◆ Work order ◆
Reproduce all lines of the listing below in which the word "пить" occurs.

- - -

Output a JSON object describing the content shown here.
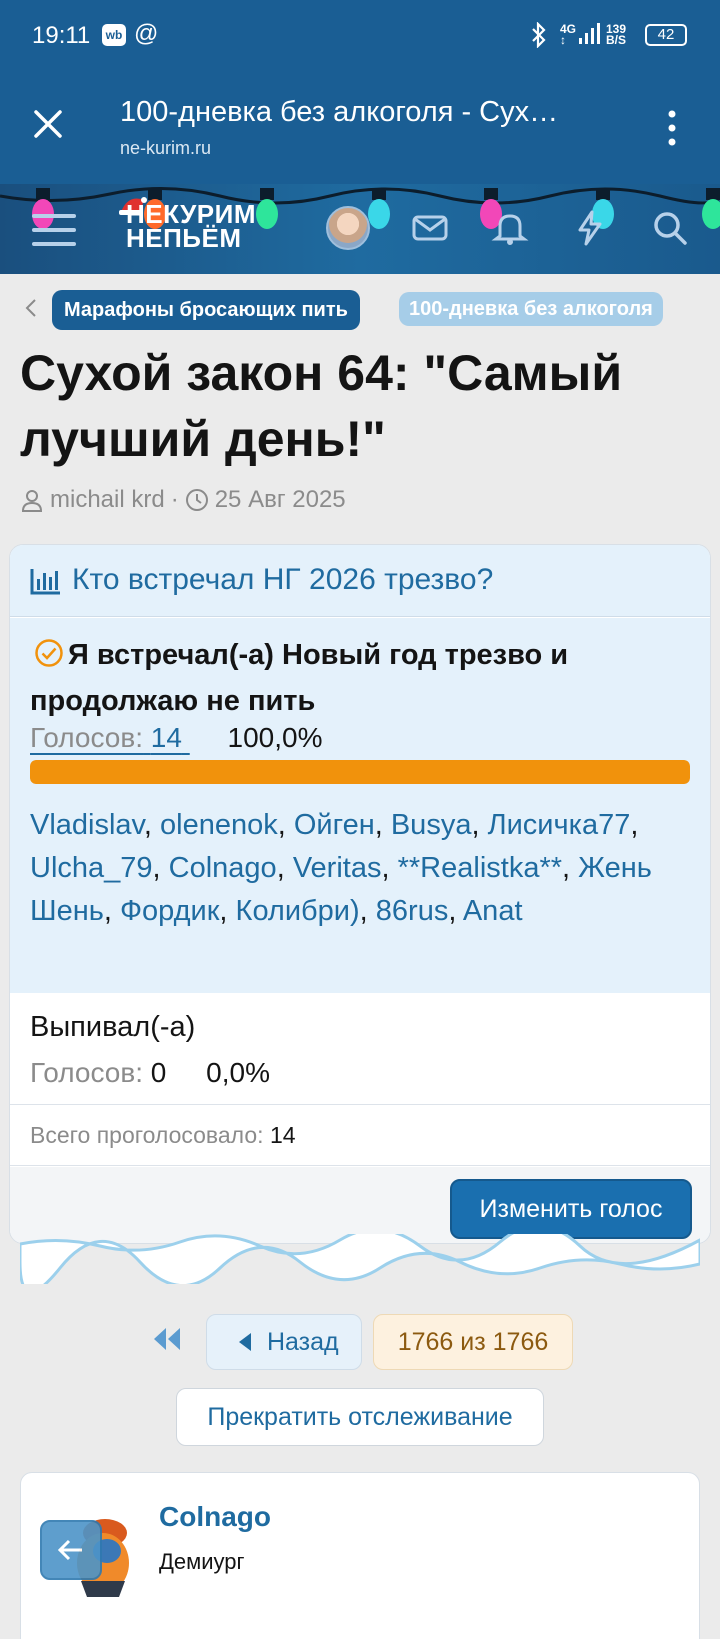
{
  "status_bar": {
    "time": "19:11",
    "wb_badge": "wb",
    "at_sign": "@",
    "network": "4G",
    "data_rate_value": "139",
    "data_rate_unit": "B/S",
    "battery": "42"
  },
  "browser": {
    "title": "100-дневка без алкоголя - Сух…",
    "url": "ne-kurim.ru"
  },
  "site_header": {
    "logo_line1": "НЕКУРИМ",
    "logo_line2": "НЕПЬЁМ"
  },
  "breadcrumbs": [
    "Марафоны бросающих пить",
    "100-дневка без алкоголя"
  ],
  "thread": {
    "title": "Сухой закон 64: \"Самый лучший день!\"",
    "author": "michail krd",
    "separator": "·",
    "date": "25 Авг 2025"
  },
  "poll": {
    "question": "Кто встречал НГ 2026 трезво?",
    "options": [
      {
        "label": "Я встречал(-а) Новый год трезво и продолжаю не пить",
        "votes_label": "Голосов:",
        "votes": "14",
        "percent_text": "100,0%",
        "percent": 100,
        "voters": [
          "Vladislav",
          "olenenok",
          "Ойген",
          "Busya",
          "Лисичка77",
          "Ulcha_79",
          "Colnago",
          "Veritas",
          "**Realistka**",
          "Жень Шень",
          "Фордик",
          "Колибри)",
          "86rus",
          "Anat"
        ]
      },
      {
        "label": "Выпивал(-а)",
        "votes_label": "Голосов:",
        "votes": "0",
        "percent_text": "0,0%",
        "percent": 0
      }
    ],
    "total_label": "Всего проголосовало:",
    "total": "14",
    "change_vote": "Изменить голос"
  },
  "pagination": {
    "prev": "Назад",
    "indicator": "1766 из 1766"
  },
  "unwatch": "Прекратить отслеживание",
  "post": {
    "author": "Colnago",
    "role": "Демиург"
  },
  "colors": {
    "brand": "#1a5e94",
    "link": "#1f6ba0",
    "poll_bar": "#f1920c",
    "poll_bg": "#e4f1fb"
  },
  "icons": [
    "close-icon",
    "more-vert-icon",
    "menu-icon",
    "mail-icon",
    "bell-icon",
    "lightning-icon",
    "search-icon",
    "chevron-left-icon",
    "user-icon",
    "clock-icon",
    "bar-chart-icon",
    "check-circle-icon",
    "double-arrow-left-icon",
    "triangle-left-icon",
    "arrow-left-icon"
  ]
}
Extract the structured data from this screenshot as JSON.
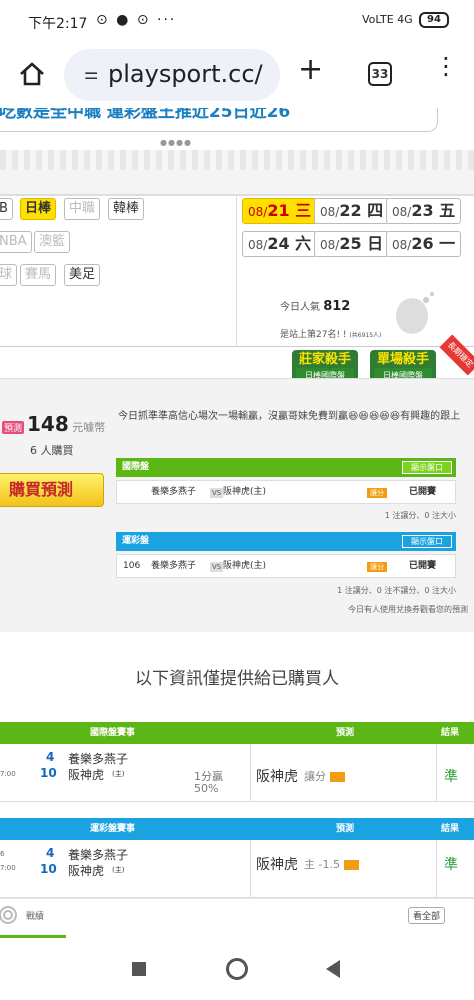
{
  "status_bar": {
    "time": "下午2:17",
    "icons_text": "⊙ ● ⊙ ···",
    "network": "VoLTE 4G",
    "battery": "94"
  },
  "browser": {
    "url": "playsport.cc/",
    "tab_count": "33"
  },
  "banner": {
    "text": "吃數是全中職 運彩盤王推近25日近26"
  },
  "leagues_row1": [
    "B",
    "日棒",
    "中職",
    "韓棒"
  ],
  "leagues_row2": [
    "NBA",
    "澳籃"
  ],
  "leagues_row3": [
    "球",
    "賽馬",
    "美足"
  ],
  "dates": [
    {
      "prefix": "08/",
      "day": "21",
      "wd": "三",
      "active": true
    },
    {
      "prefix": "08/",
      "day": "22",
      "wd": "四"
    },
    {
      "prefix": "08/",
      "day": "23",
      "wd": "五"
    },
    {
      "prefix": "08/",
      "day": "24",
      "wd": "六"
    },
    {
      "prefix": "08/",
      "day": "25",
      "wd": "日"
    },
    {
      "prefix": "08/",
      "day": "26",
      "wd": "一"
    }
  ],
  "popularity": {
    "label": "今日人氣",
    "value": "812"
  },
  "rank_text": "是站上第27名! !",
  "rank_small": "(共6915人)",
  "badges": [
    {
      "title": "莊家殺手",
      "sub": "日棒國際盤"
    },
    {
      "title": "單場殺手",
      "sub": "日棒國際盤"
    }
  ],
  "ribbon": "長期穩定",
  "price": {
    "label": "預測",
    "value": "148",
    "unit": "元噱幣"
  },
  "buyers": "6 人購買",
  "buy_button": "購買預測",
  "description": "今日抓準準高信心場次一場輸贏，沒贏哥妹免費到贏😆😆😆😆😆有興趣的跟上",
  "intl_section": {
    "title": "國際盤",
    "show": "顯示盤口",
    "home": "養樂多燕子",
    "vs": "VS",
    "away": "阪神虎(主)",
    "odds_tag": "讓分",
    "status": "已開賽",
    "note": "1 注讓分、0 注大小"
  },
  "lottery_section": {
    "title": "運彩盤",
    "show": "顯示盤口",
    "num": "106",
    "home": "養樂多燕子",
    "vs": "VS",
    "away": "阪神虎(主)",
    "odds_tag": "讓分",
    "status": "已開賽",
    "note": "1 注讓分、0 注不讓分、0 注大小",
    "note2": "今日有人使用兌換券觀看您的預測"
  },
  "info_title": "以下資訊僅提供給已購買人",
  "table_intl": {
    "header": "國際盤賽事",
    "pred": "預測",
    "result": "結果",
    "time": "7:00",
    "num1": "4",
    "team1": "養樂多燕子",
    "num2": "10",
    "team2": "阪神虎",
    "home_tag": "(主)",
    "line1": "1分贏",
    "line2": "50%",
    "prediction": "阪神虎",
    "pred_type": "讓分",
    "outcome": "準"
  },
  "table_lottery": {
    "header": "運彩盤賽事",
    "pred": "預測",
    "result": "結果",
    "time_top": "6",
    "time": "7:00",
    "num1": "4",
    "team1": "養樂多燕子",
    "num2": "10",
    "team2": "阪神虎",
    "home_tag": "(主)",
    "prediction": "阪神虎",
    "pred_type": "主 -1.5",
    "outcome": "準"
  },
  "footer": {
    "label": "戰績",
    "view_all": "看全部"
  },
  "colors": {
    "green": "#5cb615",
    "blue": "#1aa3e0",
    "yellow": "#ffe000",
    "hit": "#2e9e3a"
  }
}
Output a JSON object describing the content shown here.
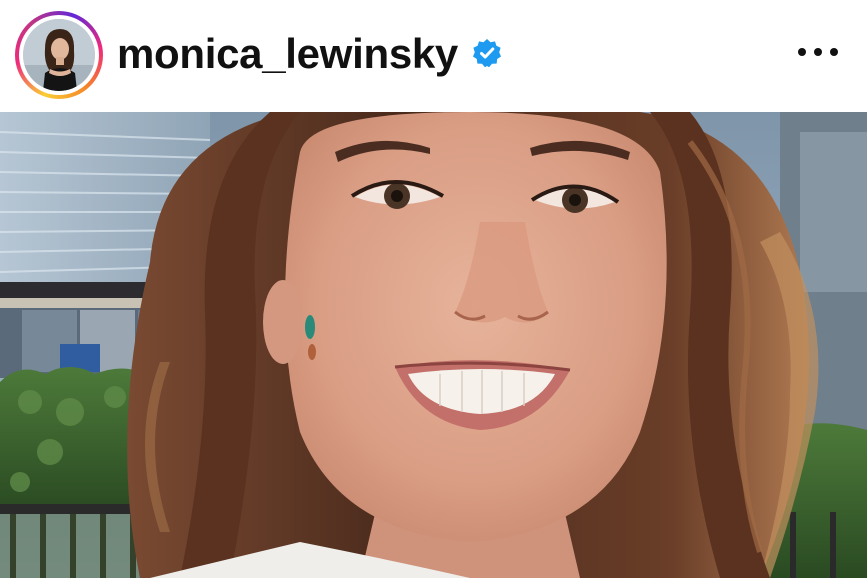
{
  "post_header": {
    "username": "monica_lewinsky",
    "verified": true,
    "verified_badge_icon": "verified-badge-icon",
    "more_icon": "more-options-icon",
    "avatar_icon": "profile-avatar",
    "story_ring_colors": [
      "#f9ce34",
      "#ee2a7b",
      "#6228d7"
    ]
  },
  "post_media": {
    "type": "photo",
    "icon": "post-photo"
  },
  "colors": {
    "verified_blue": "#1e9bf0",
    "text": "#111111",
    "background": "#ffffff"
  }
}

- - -

◆ Task solution ◆
    "Марафоны бросающих пить",
        "label": "Я встречал(-а) Новый год трезво и продолжаю не пить",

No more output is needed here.